Critics might find fault with the book's lack of quantitative analysis, but it's damn near impossible to argue with his logic. Just look around at your own experience and think about all the ways in which social media has influenced what you do, what you think, to whom you connect and what you buy. Nor does one need statistics to prove that consumers have more power than ever before, that we're much more skeptical of marketing messages, and that customers have more choices, greater expectations and more demands. What businesses need is to figure out how to best communicate with them in this vastly changing cultural and media landscape. The Thank You Economy outlines how to.

Besides, The Thank You Economy isn't intended to be an academic exercise. Rather, what you get is a firsthand look inside the mind of a guy who has assiduously practiced precisely what he preaches. That is, using the technological tools now ubiquitously available to create a real one-to-one dialogue with customers and clients. Just as he brought wine selling to the internet, he's now using the internet to interact with his customers as if they were actually in the store. It is the definition of virtual customer service.
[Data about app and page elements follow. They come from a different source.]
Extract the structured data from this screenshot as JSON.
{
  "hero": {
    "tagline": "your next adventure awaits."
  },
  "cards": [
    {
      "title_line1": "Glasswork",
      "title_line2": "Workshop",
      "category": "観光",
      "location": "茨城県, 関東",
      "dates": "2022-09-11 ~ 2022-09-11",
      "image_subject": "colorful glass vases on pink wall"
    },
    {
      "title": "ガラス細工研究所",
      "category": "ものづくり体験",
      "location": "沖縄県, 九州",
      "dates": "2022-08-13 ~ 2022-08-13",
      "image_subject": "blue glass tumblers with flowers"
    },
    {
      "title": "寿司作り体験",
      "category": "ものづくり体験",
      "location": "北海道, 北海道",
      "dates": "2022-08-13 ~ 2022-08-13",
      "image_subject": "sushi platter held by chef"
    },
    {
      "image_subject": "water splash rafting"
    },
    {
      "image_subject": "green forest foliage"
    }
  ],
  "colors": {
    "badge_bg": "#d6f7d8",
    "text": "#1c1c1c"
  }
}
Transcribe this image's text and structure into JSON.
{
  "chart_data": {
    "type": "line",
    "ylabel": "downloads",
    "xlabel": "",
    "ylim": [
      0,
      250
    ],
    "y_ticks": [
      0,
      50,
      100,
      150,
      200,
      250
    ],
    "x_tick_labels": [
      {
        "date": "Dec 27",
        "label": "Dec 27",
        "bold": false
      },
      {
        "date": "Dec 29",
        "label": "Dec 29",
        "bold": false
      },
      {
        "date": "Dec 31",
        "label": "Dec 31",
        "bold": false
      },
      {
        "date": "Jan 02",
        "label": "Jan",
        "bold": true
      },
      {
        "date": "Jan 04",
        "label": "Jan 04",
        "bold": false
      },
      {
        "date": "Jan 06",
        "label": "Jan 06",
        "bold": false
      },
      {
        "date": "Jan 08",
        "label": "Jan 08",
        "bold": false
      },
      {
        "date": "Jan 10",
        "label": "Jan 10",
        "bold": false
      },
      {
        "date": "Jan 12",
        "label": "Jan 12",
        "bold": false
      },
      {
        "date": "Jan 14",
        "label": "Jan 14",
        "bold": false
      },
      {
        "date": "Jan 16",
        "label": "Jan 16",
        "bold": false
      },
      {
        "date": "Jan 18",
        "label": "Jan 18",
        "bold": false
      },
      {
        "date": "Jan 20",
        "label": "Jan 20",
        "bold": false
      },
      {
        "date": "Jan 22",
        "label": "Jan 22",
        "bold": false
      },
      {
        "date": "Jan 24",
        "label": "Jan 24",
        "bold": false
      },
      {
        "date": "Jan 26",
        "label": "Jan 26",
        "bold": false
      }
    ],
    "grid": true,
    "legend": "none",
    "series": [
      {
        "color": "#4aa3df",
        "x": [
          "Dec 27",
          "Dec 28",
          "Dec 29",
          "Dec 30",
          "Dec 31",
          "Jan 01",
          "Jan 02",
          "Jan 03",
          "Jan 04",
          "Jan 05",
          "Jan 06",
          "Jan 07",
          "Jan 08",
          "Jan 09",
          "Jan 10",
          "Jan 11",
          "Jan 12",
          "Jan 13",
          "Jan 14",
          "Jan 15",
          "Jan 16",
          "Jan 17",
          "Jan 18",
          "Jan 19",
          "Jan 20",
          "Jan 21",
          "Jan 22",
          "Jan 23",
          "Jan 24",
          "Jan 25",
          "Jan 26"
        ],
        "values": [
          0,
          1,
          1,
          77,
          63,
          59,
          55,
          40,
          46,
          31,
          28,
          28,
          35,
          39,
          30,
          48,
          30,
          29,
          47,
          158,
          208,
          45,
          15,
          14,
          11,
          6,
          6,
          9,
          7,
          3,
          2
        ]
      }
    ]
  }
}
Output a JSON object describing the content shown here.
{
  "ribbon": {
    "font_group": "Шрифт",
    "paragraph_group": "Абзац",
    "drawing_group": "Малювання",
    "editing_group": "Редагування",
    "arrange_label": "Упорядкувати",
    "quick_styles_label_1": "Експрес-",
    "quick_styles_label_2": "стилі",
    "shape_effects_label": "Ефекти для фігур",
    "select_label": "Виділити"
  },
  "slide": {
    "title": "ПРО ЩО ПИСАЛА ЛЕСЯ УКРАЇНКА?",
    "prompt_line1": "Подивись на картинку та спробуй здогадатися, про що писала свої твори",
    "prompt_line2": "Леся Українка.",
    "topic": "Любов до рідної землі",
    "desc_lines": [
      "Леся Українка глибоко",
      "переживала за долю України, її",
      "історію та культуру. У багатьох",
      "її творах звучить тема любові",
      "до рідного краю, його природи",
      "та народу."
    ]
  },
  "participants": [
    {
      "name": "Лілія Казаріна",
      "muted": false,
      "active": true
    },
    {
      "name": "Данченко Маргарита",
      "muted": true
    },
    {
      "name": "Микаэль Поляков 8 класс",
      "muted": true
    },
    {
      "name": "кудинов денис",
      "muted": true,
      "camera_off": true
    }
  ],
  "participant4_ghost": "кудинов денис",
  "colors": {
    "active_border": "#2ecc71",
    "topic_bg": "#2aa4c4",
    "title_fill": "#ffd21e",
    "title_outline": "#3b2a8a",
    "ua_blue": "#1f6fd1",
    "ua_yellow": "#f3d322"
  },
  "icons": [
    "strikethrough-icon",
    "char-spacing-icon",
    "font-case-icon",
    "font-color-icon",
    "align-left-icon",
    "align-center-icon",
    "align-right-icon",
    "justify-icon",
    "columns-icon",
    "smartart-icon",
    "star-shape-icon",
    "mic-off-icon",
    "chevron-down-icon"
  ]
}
Companies will find a thousand excuses not to engage, but Vaynerchuk uses real-life case histories to illustrate those that have, and won, and those that haven't, and are losing. Just last week, one of the biggest advertisers in the country, Chrysler, fired its "social media agency" over an inappropriate Twitter comment they had accidentally posted on Chrysler's behalf. Having read this book, I imagine Vaynerchuk would have handled it completely differently, seizing instead on the opportunity Chrysler had to express itself genuinely in a way that could have created a more meaningful connection to its many consumers.

It is self-evident that the world of communication has fundamentally changed and Vaynerchuk again seems to be out in front of it. That makes The Thank You Economy highly recommended reading for almost anyone in business today.